I find it incredibly sad that people such as myself who consciously choose to abstain from the eating or wearing of animals and animal by-products are often labeled (in a derogatory way) as "radical" or "strict" vegetarians. If making an effort to choose compassion and mercy in response to suffering in this world is frowned upon as being eccentric, then that only strengthens my longing for the Kingdom, where "there shall be no more death, neither sorrow, nor crying, neither shall there be any pain; for the former things are passed away." - Revelation 21:4.

At the same time, it is not surprising that we treat God's creatures and the rest of God's creation in the way we do. We live in a fallen world... a world in which our sinful natures lead us to gluttony and mistreatment of the world. Patriarch Ignatius IV of the Antiochian Orthodox Church once said, "If nature is not transfigured, she becomes disfigured." If we truly lived a sacramental life, today's factory farms and automated slaughterhouse lines would not even exist. As I said before, it is impossible for me to believe that God would bless the way animals are treated in these systems.

On a positive note, I have noticed a trend in Orthodox Christianity in which there is an increased focus and effort to take environmental concerns, often called "creation care," into consideration. This is wonderful. However, where is the mention of animals? Are they not a part of God's creation, too?

So, for me, at Pascha my deep sense of rejoicing comes not only because of what Christ has done for people, but also for what Christ has done for His whole creation.

"The salvation of human beings which is offered by and in Christ, is for us a cosmic event. Through human beings, all creation will be saved. Christ not only saves us from ourselves, he offers the redemption of the whole of creation."
- Metropolitan John of Pergamon

Saturday, January 23, 2010

Quality Children's Books

I'm often disturbed by the quality of some of the children's books I find in the library stacks and bookstores. Quite frankly, I'm surprised that some books have not only been published, but have turned into a full series. ("Walter the Farting Dog" is one that immediately comes to mind. Do we need to dumb down our children with these debased types of stories? Has our culture really dropped to this level of cultural emptiness? How truly sad and scary....) I believe it is vitally important for us to guard our children from stories and images that can be damaging to them. Bishop Theophan the Recluse wrote, "It is well known how powerfully corrupt images act upon the soul, no matter in what form they might touch it." Children's books are no exception.

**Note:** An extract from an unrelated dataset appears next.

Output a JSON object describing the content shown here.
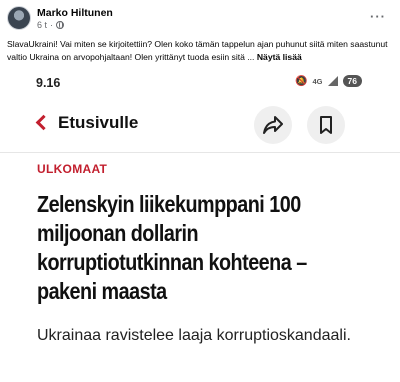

So when I encounter books with beautiful writing and engaging stories that draw the reader and listener in and have some spiritual or edifying value to them, I am excited! I love books that can teach my children something about history or their faith by way of beautiful artwork and storylines that are not full of dry, lifeless facts.

Here are a few examples of a few such I have read with my children recently. One of the things I particularly like about them is that, in each of these books, animals are not used and abused as commodities, but are honored and cherished in different ways. I would love to hear some suggestions of similar books that have been well-accepted into your families as well.

"The Blackbird's Nest: St. Kevin of Ireland," by Jenny Schroedel
"Brother Bartholomew and the Apple Grove," by Jan Cheripko
"The Genius of Leonardo," by Guido Visconti


It often happens that I think of something I want to write about here, but then I don't have much time to articulate my thoughts. So, I've decided that I'm going to change the way I had been relating to this blog. I'm going to allow myself the grace to make it simpler. A line or two written will be more cathartic and beneficial than thoughts swirling around my head with nothing written at all. I don't know where this new direction in perspective will take me. So, we'll just have to see!